The New Unemployment: No More Permanent Employment

One of the ways we kid ourselves is calling our unemployment rate 10 percent. In government-speak that’s the “U-3” number, which counts just current job seekers. What it doesn’t count are “discouraged” workers, who have given up looking, and the “involuntarily part-time” or underemployed workers, who also can’t find full-time work.
That’s the “U-6” number, a more recent U.S. Bureau of Labor Statistics metric. Today it’s more than 17 percent, which means real unemployment is approaching one in five Americans. And, yes, that’s a (post-Depression) record.
Growing evidence suggests that something far more fundamental than just another economic cycle may be going on. The modern office/factory-model job as we know it actually could be headed for extinction. Goodbye, permanent employment. Hello, contingent work, contractual employment and “composite” careers.
Many of us know people like my relative (by marriage) who’s a part-time associate pastor who also delivers newspapers, does home remodeling and sells Melaleuca. It’s a living — in fact, he’s been doing it for years by choice. We’re also seeing more and more six-month and one-year contract jobs with employers who don’t want to commit to workers beyond that. This may well be the shape of things to come.
William Bridges, the visionary executive development consultant and author who named this phenomenon “dejobbing,” foresaw this years ago: “What is disappearing is not just a certain number of jobs — or jobs in certain industries or jobs in some part of the country or even jobs in America as a whole. What is disappearing is the very thing itself, the job.”
Try this experiment: If you’ve worked long enough to have had multiple jobs, tally up that total number. Then subtract however many of those positions no longer exist. Unless you’re in health care, education or some other recession-resistant field, the number you have left may surprise you by its tininess.

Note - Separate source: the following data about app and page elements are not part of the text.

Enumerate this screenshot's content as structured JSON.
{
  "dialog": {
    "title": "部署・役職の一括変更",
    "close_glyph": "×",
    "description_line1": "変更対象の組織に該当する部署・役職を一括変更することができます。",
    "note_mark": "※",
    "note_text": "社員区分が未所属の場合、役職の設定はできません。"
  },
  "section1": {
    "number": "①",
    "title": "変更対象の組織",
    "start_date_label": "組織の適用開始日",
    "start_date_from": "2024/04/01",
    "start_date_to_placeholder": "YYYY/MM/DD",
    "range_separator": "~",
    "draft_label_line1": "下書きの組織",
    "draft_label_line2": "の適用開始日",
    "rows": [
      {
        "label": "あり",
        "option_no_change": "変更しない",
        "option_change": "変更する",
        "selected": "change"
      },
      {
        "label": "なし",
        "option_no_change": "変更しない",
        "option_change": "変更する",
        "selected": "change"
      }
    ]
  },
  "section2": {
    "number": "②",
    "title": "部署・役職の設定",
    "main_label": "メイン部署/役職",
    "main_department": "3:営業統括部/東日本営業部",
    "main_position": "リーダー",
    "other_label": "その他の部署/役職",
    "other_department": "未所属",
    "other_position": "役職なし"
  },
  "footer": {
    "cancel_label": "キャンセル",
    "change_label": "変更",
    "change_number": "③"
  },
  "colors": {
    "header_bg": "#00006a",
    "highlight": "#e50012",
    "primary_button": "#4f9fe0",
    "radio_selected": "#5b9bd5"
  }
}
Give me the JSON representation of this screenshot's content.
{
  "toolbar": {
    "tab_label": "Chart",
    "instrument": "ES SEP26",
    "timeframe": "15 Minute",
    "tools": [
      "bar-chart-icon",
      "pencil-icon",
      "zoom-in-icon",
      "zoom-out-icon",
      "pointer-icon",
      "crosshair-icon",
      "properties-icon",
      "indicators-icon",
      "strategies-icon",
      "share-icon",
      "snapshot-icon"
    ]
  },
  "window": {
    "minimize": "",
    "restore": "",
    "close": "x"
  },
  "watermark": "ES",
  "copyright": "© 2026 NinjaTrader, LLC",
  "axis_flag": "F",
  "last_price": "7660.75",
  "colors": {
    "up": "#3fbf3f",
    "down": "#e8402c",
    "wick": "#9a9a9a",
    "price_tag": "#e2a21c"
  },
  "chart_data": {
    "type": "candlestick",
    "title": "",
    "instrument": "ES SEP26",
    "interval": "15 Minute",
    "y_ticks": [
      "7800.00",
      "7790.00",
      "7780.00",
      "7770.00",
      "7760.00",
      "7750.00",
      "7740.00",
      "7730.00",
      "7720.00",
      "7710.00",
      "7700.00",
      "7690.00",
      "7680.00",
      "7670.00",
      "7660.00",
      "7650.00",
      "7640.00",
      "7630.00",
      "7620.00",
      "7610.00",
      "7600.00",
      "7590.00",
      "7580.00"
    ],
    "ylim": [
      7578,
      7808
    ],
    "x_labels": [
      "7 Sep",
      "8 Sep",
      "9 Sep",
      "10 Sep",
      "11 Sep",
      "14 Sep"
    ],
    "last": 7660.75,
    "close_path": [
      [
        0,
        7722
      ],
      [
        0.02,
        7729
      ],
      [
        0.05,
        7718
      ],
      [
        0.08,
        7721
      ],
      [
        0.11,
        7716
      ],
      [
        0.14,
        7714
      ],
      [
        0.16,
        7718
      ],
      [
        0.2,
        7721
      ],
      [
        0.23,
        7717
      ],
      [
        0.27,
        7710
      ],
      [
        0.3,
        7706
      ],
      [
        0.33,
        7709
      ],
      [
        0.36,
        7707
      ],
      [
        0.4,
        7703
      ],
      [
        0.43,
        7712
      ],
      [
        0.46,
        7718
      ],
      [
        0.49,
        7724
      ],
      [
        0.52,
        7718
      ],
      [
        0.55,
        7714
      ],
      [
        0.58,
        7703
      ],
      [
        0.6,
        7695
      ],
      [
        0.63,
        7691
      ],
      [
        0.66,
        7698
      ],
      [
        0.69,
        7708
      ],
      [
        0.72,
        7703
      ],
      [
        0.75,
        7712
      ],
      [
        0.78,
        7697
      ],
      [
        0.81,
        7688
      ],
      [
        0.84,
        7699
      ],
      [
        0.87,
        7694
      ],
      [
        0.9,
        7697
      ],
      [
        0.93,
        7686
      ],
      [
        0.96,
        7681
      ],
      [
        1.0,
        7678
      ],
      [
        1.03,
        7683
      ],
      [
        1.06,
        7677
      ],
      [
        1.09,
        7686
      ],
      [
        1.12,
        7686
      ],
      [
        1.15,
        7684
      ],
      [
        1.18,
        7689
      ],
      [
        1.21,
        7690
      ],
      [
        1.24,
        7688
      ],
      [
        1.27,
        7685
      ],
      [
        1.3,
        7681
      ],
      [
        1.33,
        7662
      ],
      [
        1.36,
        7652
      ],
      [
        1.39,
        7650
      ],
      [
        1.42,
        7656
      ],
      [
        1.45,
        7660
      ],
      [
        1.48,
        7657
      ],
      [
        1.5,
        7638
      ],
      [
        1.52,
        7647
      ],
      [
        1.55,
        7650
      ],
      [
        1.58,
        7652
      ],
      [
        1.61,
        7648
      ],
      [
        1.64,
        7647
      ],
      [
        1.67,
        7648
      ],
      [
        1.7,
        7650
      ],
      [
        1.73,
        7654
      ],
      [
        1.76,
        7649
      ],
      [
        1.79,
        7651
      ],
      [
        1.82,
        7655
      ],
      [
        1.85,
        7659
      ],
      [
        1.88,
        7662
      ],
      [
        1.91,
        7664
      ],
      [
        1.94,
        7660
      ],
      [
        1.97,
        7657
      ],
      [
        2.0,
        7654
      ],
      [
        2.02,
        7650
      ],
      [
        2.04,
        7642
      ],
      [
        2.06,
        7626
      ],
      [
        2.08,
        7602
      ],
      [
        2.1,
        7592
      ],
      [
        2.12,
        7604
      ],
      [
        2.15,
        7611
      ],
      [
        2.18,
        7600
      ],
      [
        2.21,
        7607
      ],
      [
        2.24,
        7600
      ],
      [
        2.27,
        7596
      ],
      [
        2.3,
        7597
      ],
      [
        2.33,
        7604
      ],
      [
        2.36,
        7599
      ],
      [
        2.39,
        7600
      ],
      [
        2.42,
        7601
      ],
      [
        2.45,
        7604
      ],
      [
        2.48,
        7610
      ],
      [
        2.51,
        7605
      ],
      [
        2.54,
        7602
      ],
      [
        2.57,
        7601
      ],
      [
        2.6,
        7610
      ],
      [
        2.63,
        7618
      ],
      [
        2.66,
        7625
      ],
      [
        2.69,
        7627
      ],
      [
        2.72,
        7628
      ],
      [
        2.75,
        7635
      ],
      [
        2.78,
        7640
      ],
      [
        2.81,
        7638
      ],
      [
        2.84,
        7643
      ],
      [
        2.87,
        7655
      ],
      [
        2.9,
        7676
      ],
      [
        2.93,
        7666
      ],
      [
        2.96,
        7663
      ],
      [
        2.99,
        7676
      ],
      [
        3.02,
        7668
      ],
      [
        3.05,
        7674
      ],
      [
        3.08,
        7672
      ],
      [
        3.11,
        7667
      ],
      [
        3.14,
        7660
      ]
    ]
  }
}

In my own case, I’ve had (not counting freelance writing stints) six full-time jobs. Of those, only two still exist. And of the four that went bye-bye, three of those employers no longer exist (two newspapers and a public relations firm).